But the point is, I was learning how to make better content. In stepping back from the inner critic, I could see where I’d gone wrong and where I could improve the next day — all without self-judgement.
My grandiose expectations never came to fruition on the first attempt. But once I overcame my disappointment and realised that I would only get what I wanted through persistence, the journey became a lot smoother.
As much as this has been harped about all over the internet, I’ll say it again (because we always need a reminder). Perfection is not the goal — the process is. Finding what works and what doesn’t only happens when I let go and hand the reigns over to creativity to let her work her magic. Creating art is less about the end product, and more about finding meaning in the journey — or so I keep telling myself.
Mindless to mindful
Scroll, double-tap, scroll double tap, scroll — well, you get the picture.
More often than not, we tend to habitually flick through posts on Instagram without giving much thought. I don’t know about you, but it leaves me with a sinking feeling of un-productivity and severe time waste.
I used Instagram as the basis for my work— all the artworks came from pictures I found on several accounts. I spent a lot of time scrolling, searching, selecting hashtags and discovering new pages. But by the end of it, I didn’t feel drained. I didn’t feel like I’d wasted several hours of my time. Because I did all of that with a purpose — I knew that it would be worth it because I would get a piece of art at the end.
Using social media mindfully, following certain types of people (and unfollowing others), created a more positive headspace. By the time I put my phone down, I didn’t feel like I wanted to crawl into bed and never come out again.
External validation isn’t the end goal
Likes are nice. Comments are great. But that’s not what it’s about.
By Day 7, the Instagram algorithm had given up on me. My likes barely trickled into 5% of my following.
But I realised that depending on the likes and comments meant I was selling my happiness to a fickle and seemingly randomized computer-generated programme. Within 10 days, I slowly learned to detach myself, not just from my work, but from the appreciation of that work. Because appreciation of art isn’t tangible. And social media isn’t the best platform to gauge the true worth of a piece of art.
The effect our work has on others isn’t measurable through metrics. There are people out there who love your work so much yet forget to like, or choose not to comment. So the best thing is to just put the work out there and leave the rest to the higher power. Eventually, our time will come :) (and even if it doesn’t, that’s completely okay too — it’s about your own progress).
I learned more than just making art
In posting every day, I internalised how social media really is a full-time job. It requires thinking outside of the box, creating intriguing content, and constantly being on the ball. One of the best ways — and perhaps the only way — to learn this is to consistently make different content to see what reacts best.

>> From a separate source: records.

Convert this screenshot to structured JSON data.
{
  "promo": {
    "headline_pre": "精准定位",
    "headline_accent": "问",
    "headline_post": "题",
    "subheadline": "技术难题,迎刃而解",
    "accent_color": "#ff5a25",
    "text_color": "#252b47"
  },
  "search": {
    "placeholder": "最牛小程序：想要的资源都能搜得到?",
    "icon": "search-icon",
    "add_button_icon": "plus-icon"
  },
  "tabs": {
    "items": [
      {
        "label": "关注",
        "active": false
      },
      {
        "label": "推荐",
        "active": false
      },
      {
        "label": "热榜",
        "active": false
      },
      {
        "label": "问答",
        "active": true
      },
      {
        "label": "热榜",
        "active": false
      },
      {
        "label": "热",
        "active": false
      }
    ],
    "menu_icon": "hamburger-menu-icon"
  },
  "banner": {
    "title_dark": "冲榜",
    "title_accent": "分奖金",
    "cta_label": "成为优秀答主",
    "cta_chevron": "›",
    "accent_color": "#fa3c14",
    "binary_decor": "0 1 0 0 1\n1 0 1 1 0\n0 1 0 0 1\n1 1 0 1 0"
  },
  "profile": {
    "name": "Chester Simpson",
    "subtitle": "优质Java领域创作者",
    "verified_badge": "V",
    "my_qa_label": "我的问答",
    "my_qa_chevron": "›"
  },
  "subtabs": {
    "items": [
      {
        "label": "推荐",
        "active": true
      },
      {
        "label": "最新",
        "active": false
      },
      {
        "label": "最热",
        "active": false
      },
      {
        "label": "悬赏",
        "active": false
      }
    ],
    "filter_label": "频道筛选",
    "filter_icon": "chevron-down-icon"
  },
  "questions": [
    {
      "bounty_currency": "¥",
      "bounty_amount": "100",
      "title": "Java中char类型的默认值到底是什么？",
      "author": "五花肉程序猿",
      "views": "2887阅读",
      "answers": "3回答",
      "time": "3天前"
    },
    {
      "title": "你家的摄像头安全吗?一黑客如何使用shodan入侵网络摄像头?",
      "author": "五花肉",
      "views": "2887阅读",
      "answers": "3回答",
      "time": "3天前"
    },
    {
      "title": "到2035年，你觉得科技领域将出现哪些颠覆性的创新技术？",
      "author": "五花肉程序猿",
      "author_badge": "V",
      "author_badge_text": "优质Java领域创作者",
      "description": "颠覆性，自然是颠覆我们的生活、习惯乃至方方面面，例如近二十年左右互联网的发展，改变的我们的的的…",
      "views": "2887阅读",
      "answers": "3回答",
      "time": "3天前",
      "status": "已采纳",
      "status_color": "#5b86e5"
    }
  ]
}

My Evernote is now crammed with a never-ending ideas list of what to create — tutorials, big challenge ideas, even down to the hashtags I’ll use. What’s great is I now have my own artistic swipe folder to lean on when inspiration runs dry, which used to happen more often than not. Not only that, but expanding my reach to different platforms means that I can explore new ways of making art and engaging with a new type of audience.
I already have a list of countries I’ll be making a trip to — you can follow me over on Instagram and TikTok @noormajidart to keep up with whatever I post.
Even though we may not be able to hop on a plane this summer, there are still many ways to engage in travel — immerse yourself in a good book, or write yourself one. Create your own travel scrapbook from previous holidays, or invent some new ones through art. You may be stuck inside, but remember your creativity isn’t!